• TASK REQUIREMENTS
The expected copy holds every entry exactly and none of the pictures.

• DATA SHOWN
#####

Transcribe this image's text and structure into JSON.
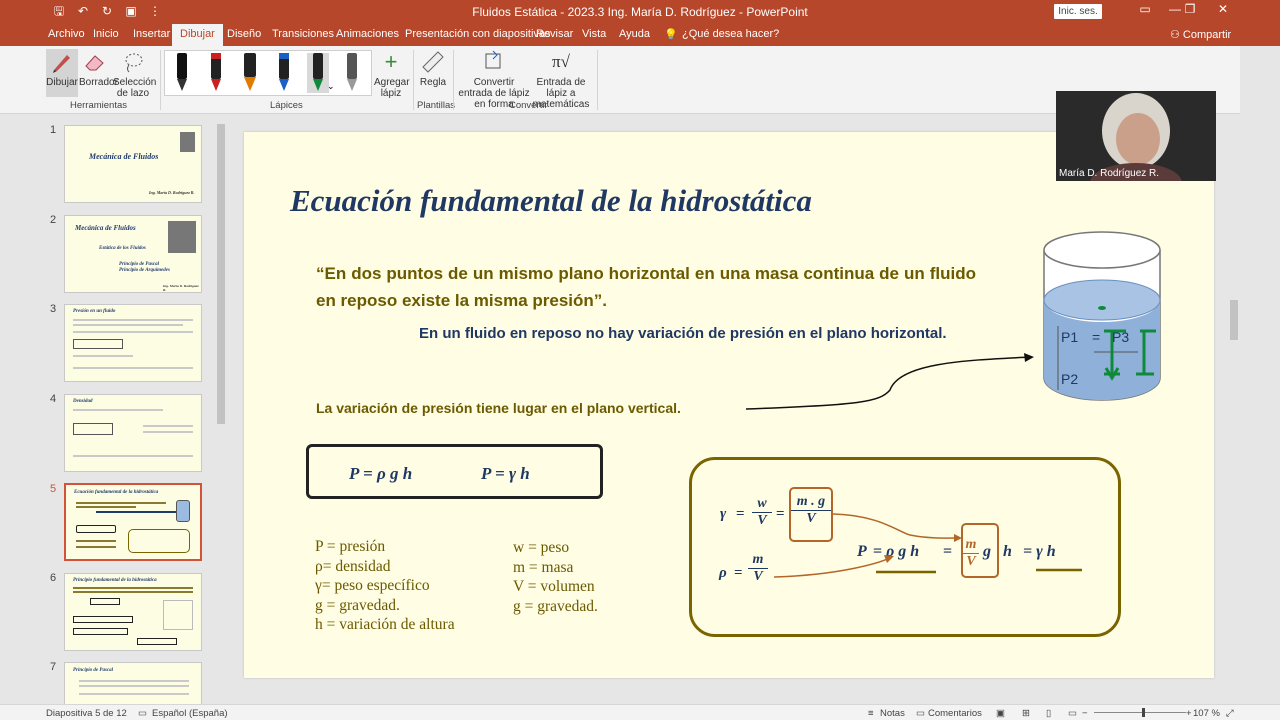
{
  "window": {
    "doc_title": "Fluidos Estática  - 2023.3 Ing. María D. Rodríguez  -  PowerPoint",
    "sign_in": "Inic. ses.",
    "minimize": "—",
    "restore": "❐",
    "close": "✕"
  },
  "tabs": [
    "Archivo",
    "Inicio",
    "Insertar",
    "Dibujar",
    "Diseño",
    "Transiciones",
    "Animaciones",
    "Presentación con diapositivas",
    "Revisar",
    "Vista",
    "Ayuda",
    "¿Qué desea hacer?"
  ],
  "active_tab": "Dibujar",
  "share": "Compartir",
  "ribbon": {
    "dibujar": "Dibujar",
    "borrador": "Borrador",
    "seleccion": "Selección de lazo",
    "group_herramientas": "Herramientas",
    "agregar_lapiz": "Agregar lápiz",
    "group_lapices": "Lápices",
    "regla": "Regla",
    "group_plantillas": "Plantillas",
    "convertir_forma": "Convertir entrada de lápiz en forma",
    "entrada_matematicas": "Entrada de lápiz a matemáticas",
    "group_convertir": "Convertir",
    "pen_colors": [
      "#111111",
      "#cc1f1f",
      "#e07b00",
      "#1c5fc6",
      "#0f8a3a",
      "#777777"
    ]
  },
  "thumbnails": [
    {
      "num": "1",
      "title": "Mecánica de Fluidos",
      "author": "Ing. María D. Rodríguez R."
    },
    {
      "num": "2",
      "title": "Mecánica de Fluidos",
      "subtitle": "Estática de los Fluidos",
      "b1": "Principio de Pascal",
      "b2": "Principio de Arquímedes",
      "author": "Ing. María D. Rodríguez R."
    },
    {
      "num": "3",
      "title": "Presión en un fluido"
    },
    {
      "num": "4",
      "title": "Densidad"
    },
    {
      "num": "5",
      "title": "Ecuación fundamental de la hidrostática"
    },
    {
      "num": "6",
      "title": "Principio fundamental de la hidrostática"
    },
    {
      "num": "7",
      "title": "Principio de Pascal"
    }
  ],
  "slide": {
    "title": "Ecuación fundamental de la hidrostática",
    "quote": "“En dos puntos de un mismo plano horizontal en una masa continua de un fluido en reposo existe la misma presión”.",
    "sub1": "En un fluido en reposo no hay variación de presión en el plano horizontal.",
    "sub2": "La variación de presión tiene lugar en el plano vertical.",
    "eq1": "P =  ρ g h",
    "eq2": "P =  γ  h",
    "legend_left": [
      "P = presión",
      "ρ= densidad",
      "γ= peso  específico",
      "g = gravedad.",
      "h = variación de altura"
    ],
    "legend_right": [
      "w = peso",
      "m = masa",
      "V = volumen",
      "g = gravedad."
    ],
    "p1": "P1",
    "eq_sign": "=",
    "p3": "P3",
    "p2": "P2",
    "gamma": "γ",
    "rho": "ρ",
    "eq": "=",
    "w": "w",
    "V": "V",
    "mg": "m . g",
    "m": "m",
    "final_P": "P",
    "final_rho_g_h": "ρ g h",
    "final_g": "g",
    "final_h": "h",
    "final_eq2": "= γ  h"
  },
  "camera": {
    "name": "María D. Rodríguez R."
  },
  "status": {
    "slide": "Diapositiva 5 de 12",
    "lang": "Español (España)",
    "notes": "Notas",
    "comments": "Comentarios",
    "zoom": "107 %"
  }
}
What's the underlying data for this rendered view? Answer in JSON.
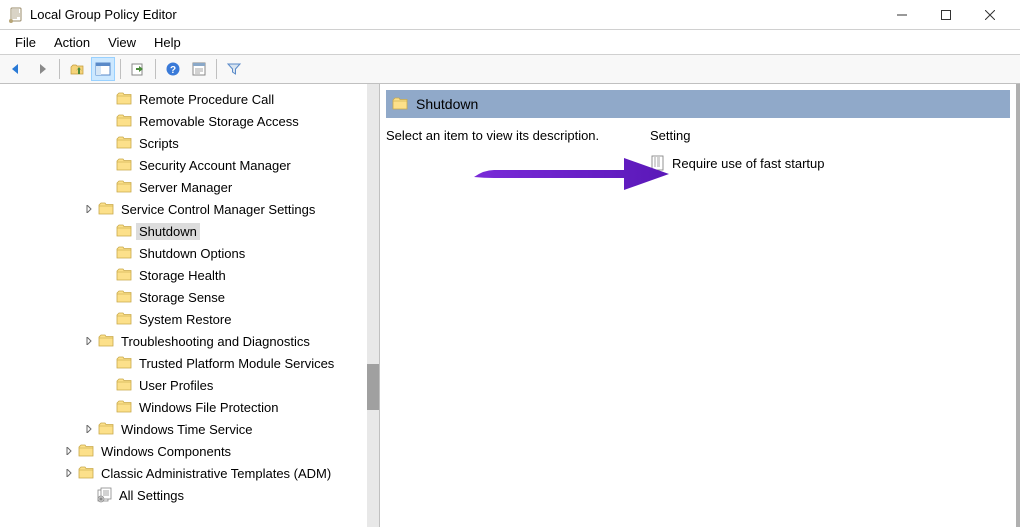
{
  "window": {
    "title": "Local Group Policy Editor"
  },
  "menu": {
    "file": "File",
    "action": "Action",
    "view": "View",
    "help": "Help"
  },
  "tree": {
    "items": [
      {
        "indent": 100,
        "expand": "",
        "label": "Remote Procedure Call"
      },
      {
        "indent": 100,
        "expand": "",
        "label": "Removable Storage Access"
      },
      {
        "indent": 100,
        "expand": "",
        "label": "Scripts"
      },
      {
        "indent": 100,
        "expand": "",
        "label": "Security Account Manager"
      },
      {
        "indent": 100,
        "expand": "",
        "label": "Server Manager"
      },
      {
        "indent": 82,
        "expand": ">",
        "label": "Service Control Manager Settings"
      },
      {
        "indent": 100,
        "expand": "",
        "label": "Shutdown",
        "selected": true
      },
      {
        "indent": 100,
        "expand": "",
        "label": "Shutdown Options"
      },
      {
        "indent": 100,
        "expand": "",
        "label": "Storage Health"
      },
      {
        "indent": 100,
        "expand": "",
        "label": "Storage Sense"
      },
      {
        "indent": 100,
        "expand": "",
        "label": "System Restore"
      },
      {
        "indent": 82,
        "expand": ">",
        "label": "Troubleshooting and Diagnostics"
      },
      {
        "indent": 100,
        "expand": "",
        "label": "Trusted Platform Module Services"
      },
      {
        "indent": 100,
        "expand": "",
        "label": "User Profiles"
      },
      {
        "indent": 100,
        "expand": "",
        "label": "Windows File Protection"
      },
      {
        "indent": 82,
        "expand": ">",
        "label": "Windows Time Service"
      },
      {
        "indent": 62,
        "expand": ">",
        "label": "Windows Components"
      },
      {
        "indent": 62,
        "expand": ">",
        "label": "Classic Administrative Templates (ADM)"
      },
      {
        "indent": 80,
        "expand": "",
        "label": "All Settings",
        "icon": "settings"
      }
    ]
  },
  "details": {
    "header_title": "Shutdown",
    "desc_prompt": "Select an item to view its description.",
    "setting_header": "Setting",
    "settings": [
      {
        "label": "Require use of fast startup"
      }
    ]
  }
}
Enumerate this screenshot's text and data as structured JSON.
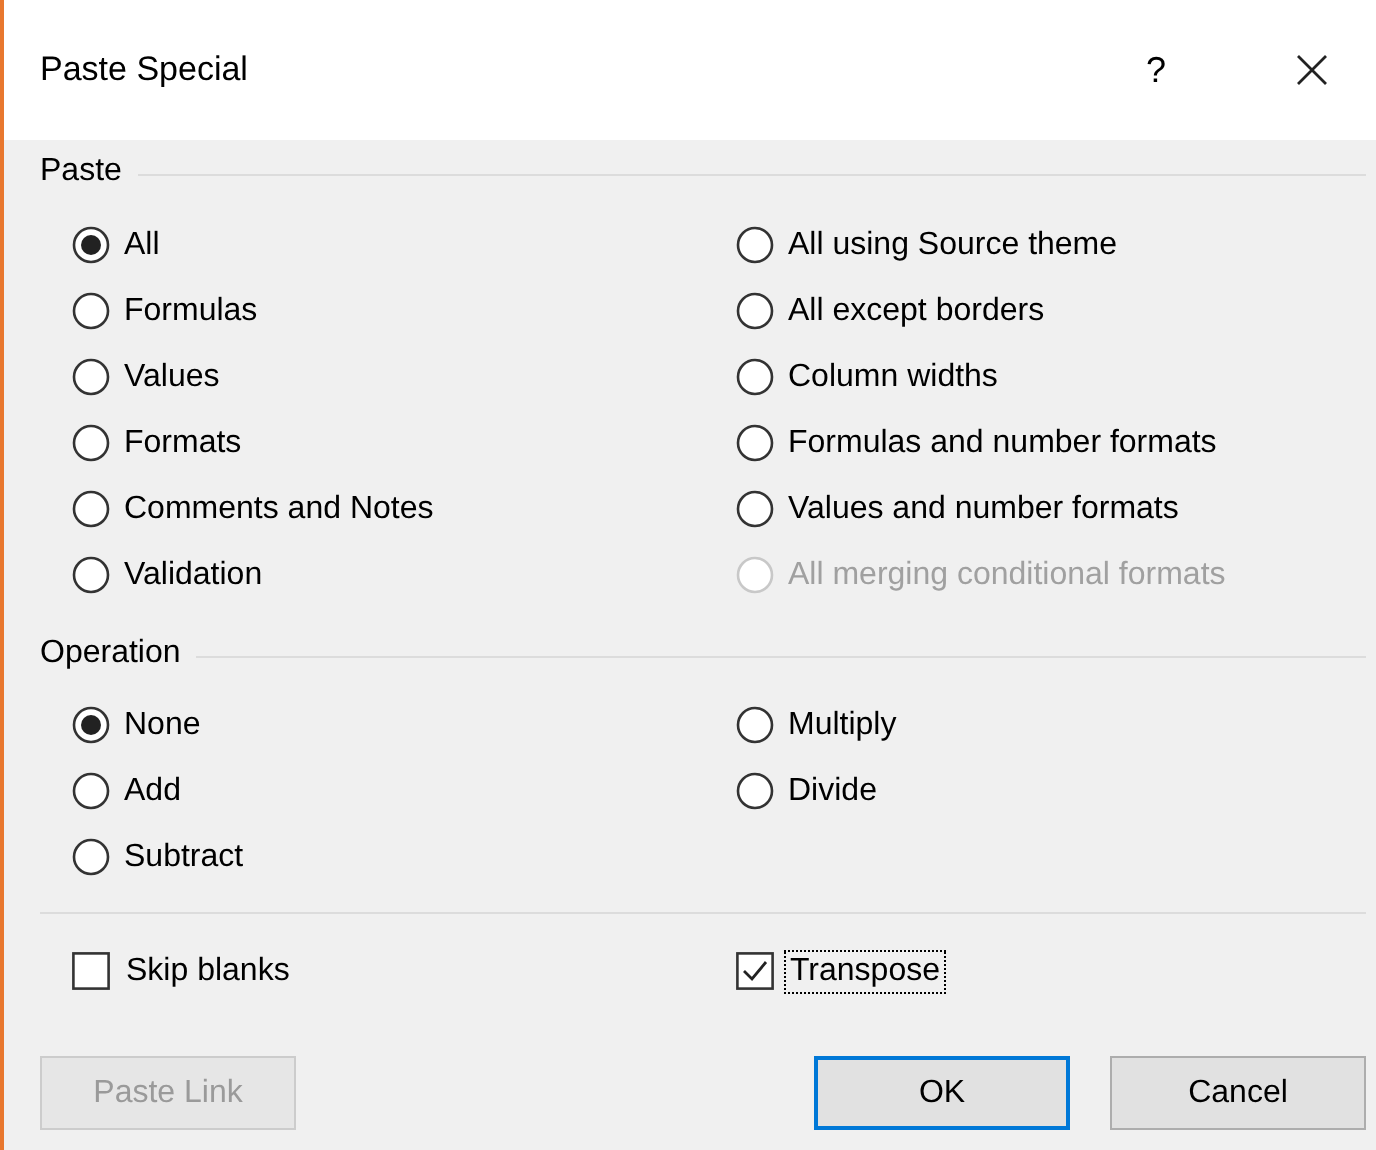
{
  "window": {
    "title": "Paste Special",
    "help": "?"
  },
  "paste": {
    "label": "Paste",
    "left": [
      {
        "label": "All",
        "selected": true,
        "disabled": false
      },
      {
        "label": "Formulas",
        "selected": false,
        "disabled": false
      },
      {
        "label": "Values",
        "selected": false,
        "disabled": false
      },
      {
        "label": "Formats",
        "selected": false,
        "disabled": false
      },
      {
        "label": "Comments and Notes",
        "selected": false,
        "disabled": false
      },
      {
        "label": "Validation",
        "selected": false,
        "disabled": false
      }
    ],
    "right": [
      {
        "label": "All using Source theme",
        "selected": false,
        "disabled": false
      },
      {
        "label": "All except borders",
        "selected": false,
        "disabled": false
      },
      {
        "label": "Column widths",
        "selected": false,
        "disabled": false
      },
      {
        "label": "Formulas and number formats",
        "selected": false,
        "disabled": false
      },
      {
        "label": "Values and number formats",
        "selected": false,
        "disabled": false
      },
      {
        "label": "All merging conditional formats",
        "selected": false,
        "disabled": true
      }
    ]
  },
  "operation": {
    "label": "Operation",
    "left": [
      {
        "label": "None",
        "selected": true,
        "disabled": false
      },
      {
        "label": "Add",
        "selected": false,
        "disabled": false
      },
      {
        "label": "Subtract",
        "selected": false,
        "disabled": false
      }
    ],
    "right": [
      {
        "label": "Multiply",
        "selected": false,
        "disabled": false
      },
      {
        "label": "Divide",
        "selected": false,
        "disabled": false
      }
    ]
  },
  "checkboxes": [
    {
      "label": "Skip blanks",
      "checked": false,
      "focused": false
    },
    {
      "label": "Transpose",
      "checked": true,
      "focused": true
    }
  ],
  "buttons": [
    {
      "label": "Paste Link",
      "kind": "secondary",
      "disabled": true
    },
    {
      "label": "OK",
      "kind": "default",
      "disabled": false
    },
    {
      "label": "Cancel",
      "kind": "secondary",
      "disabled": false
    }
  ]
}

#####

• TASK OUTPUT
Transcribe this image's text and structure into JSON.
{
  "window": {
    "doc_title": "Fluidos Estática  - 2023.3 Ing. María D. Rodríguez  -  PowerPoint",
    "sign_in": "Inic. ses.",
    "minimize": "—",
    "restore": "❐",
    "close": "✕"
  },
  "tabs": [
    "Archivo",
    "Inicio",
    "Insertar",
    "Dibujar",
    "Diseño",
    "Transiciones",
    "Animaciones",
    "Presentación con diapositivas",
    "Revisar",
    "Vista",
    "Ayuda",
    "¿Qué desea hacer?"
  ],
  "active_tab": "Dibujar",
  "share": "Compartir",
  "ribbon": {
    "dibujar": "Dibujar",
    "borrador": "Borrador",
    "seleccion": "Selección de lazo",
    "group_herramientas": "Herramientas",
    "agregar_lapiz": "Agregar lápiz",
    "group_lapices": "Lápices",
    "regla": "Regla",
    "group_plantillas": "Plantillas",
    "convertir_forma": "Convertir entrada de lápiz en forma",
    "entrada_matematicas": "Entrada de lápiz a matemáticas",
    "group_convertir": "Convertir",
    "pen_colors": [
      "#111111",
      "#cc1f1f",
      "#e07b00",
      "#1c5fc6",
      "#0f8a3a",
      "#777777"
    ]
  },
  "thumbnails": [
    {
      "num": "1",
      "title": "Mecánica de Fluidos",
      "author": "Ing. María D. Rodríguez R."
    },
    {
      "num": "2",
      "title": "Mecánica de Fluidos",
      "subtitle": "Estática de los Fluidos",
      "b1": "Principio de Pascal",
      "b2": "Principio de Arquímedes",
      "author": "Ing. María D. Rodríguez R."
    },
    {
      "num": "3",
      "title": "Presión en un fluido"
    },
    {
      "num": "4",
      "title": "Densidad"
    },
    {
      "num": "5",
      "title": "Ecuación fundamental de la hidrostática"
    },
    {
      "num": "6",
      "title": "Principio fundamental de la hidrostática"
    },
    {
      "num": "7",
      "title": "Principio de Pascal"
    }
  ],
  "slide": {
    "title": "Ecuación fundamental de la hidrostática",
    "quote": "“En dos puntos de un mismo plano horizontal en una masa continua de un fluido en reposo existe la misma presión”.",
    "sub1": "En un fluido en reposo no hay variación de presión en el plano horizontal.",
    "sub2": "La variación de presión tiene lugar en el plano vertical.",
    "eq1": "P =  ρ g h",
    "eq2": "P =  γ  h",
    "legend_left": [
      "P = presión",
      "ρ= densidad",
      "γ= peso  específico",
      "g = gravedad.",
      "h = variación de altura"
    ],
    "legend_right": [
      "w = peso",
      "m = masa",
      "V = volumen",
      "g = gravedad."
    ],
    "p1": "P1",
    "eq_sign": "=",
    "p3": "P3",
    "p2": "P2",
    "gamma": "γ",
    "rho": "ρ",
    "eq": "=",
    "w": "w",
    "V": "V",
    "mg": "m . g",
    "m": "m",
    "final_P": "P",
    "final_rho_g_h": "ρ g h",
    "final_g": "g",
    "final_h": "h",
    "final_eq2": "= γ  h"
  },
  "camera": {
    "name": "María D. Rodríguez R."
  },
  "status": {
    "slide": "Diapositiva 5 de 12",
    "lang": "Español (España)",
    "notes": "Notas",
    "comments": "Comentarios",
    "zoom": "107 %"
  }
}
What's the underlying data for this rendered view? Answer in JSON.
{
  "window": {
    "title": "Local Group Policy Editor"
  },
  "menu": {
    "file": "File",
    "action": "Action",
    "view": "View",
    "help": "Help"
  },
  "tree": {
    "items": [
      {
        "indent": 100,
        "expand": "",
        "label": "Remote Procedure Call"
      },
      {
        "indent": 100,
        "expand": "",
        "label": "Removable Storage Access"
      },
      {
        "indent": 100,
        "expand": "",
        "label": "Scripts"
      },
      {
        "indent": 100,
        "expand": "",
        "label": "Security Account Manager"
      },
      {
        "indent": 100,
        "expand": "",
        "label": "Server Manager"
      },
      {
        "indent": 82,
        "expand": ">",
        "label": "Service Control Manager Settings"
      },
      {
        "indent": 100,
        "expand": "",
        "label": "Shutdown",
        "selected": true
      },
      {
        "indent": 100,
        "expand": "",
        "label": "Shutdown Options"
      },
      {
        "indent": 100,
        "expand": "",
        "label": "Storage Health"
      },
      {
        "indent": 100,
        "expand": "",
        "label": "Storage Sense"
      },
      {
        "indent": 100,
        "expand": "",
        "label": "System Restore"
      },
      {
        "indent": 82,
        "expand": ">",
        "label": "Troubleshooting and Diagnostics"
      },
      {
        "indent": 100,
        "expand": "",
        "label": "Trusted Platform Module Services"
      },
      {
        "indent": 100,
        "expand": "",
        "label": "User Profiles"
      },
      {
        "indent": 100,
        "expand": "",
        "label": "Windows File Protection"
      },
      {
        "indent": 82,
        "expand": ">",
        "label": "Windows Time Service"
      },
      {
        "indent": 62,
        "expand": ">",
        "label": "Windows Components"
      },
      {
        "indent": 62,
        "expand": ">",
        "label": "Classic Administrative Templates (ADM)"
      },
      {
        "indent": 80,
        "expand": "",
        "label": "All Settings",
        "icon": "settings"
      }
    ]
  },
  "details": {
    "header_title": "Shutdown",
    "desc_prompt": "Select an item to view its description.",
    "setting_header": "Setting",
    "settings": [
      {
        "label": "Require use of fast startup"
      }
    ]
  }
}
Enumerate this screenshot's text and data as structured JSON.
{
  "window": {
    "title": "Paste Special",
    "help": "?"
  },
  "paste": {
    "label": "Paste",
    "left": [
      {
        "label": "All",
        "selected": true,
        "disabled": false
      },
      {
        "label": "Formulas",
        "selected": false,
        "disabled": false
      },
      {
        "label": "Values",
        "selected": false,
        "disabled": false
      },
      {
        "label": "Formats",
        "selected": false,
        "disabled": false
      },
      {
        "label": "Comments and Notes",
        "selected": false,
        "disabled": false
      },
      {
        "label": "Validation",
        "selected": false,
        "disabled": false
      }
    ],
    "right": [
      {
        "label": "All using Source theme",
        "selected": false,
        "disabled": false
      },
      {
        "label": "All except borders",
        "selected": false,
        "disabled": false
      },
      {
        "label": "Column widths",
        "selected": false,
        "disabled": false
      },
      {
        "label": "Formulas and number formats",
        "selected": false,
        "disabled": false
      },
      {
        "label": "Values and number formats",
        "selected": false,
        "disabled": false
      },
      {
        "label": "All merging conditional formats",
        "selected": false,
        "disabled": true
      }
    ]
  },
  "operation": {
    "label": "Operation",
    "left": [
      {
        "label": "None",
        "selected": true,
        "disabled": false
      },
      {
        "label": "Add",
        "selected": false,
        "disabled": false
      },
      {
        "label": "Subtract",
        "selected": false,
        "disabled": false
      }
    ],
    "right": [
      {
        "label": "Multiply",
        "selected": false,
        "disabled": false
      },
      {
        "label": "Divide",
        "selected": false,
        "disabled": false
      }
    ]
  },
  "checkboxes": [
    {
      "label": "Skip blanks",
      "checked": false,
      "focused": false
    },
    {
      "label": "Transpose",
      "checked": true,
      "focused": true
    }
  ],
  "buttons": [
    {
      "label": "Paste Link",
      "kind": "secondary",
      "disabled": true
    },
    {
      "label": "OK",
      "kind": "default",
      "disabled": false
    },
    {
      "label": "Cancel",
      "kind": "secondary",
      "disabled": false
    }
  ]
}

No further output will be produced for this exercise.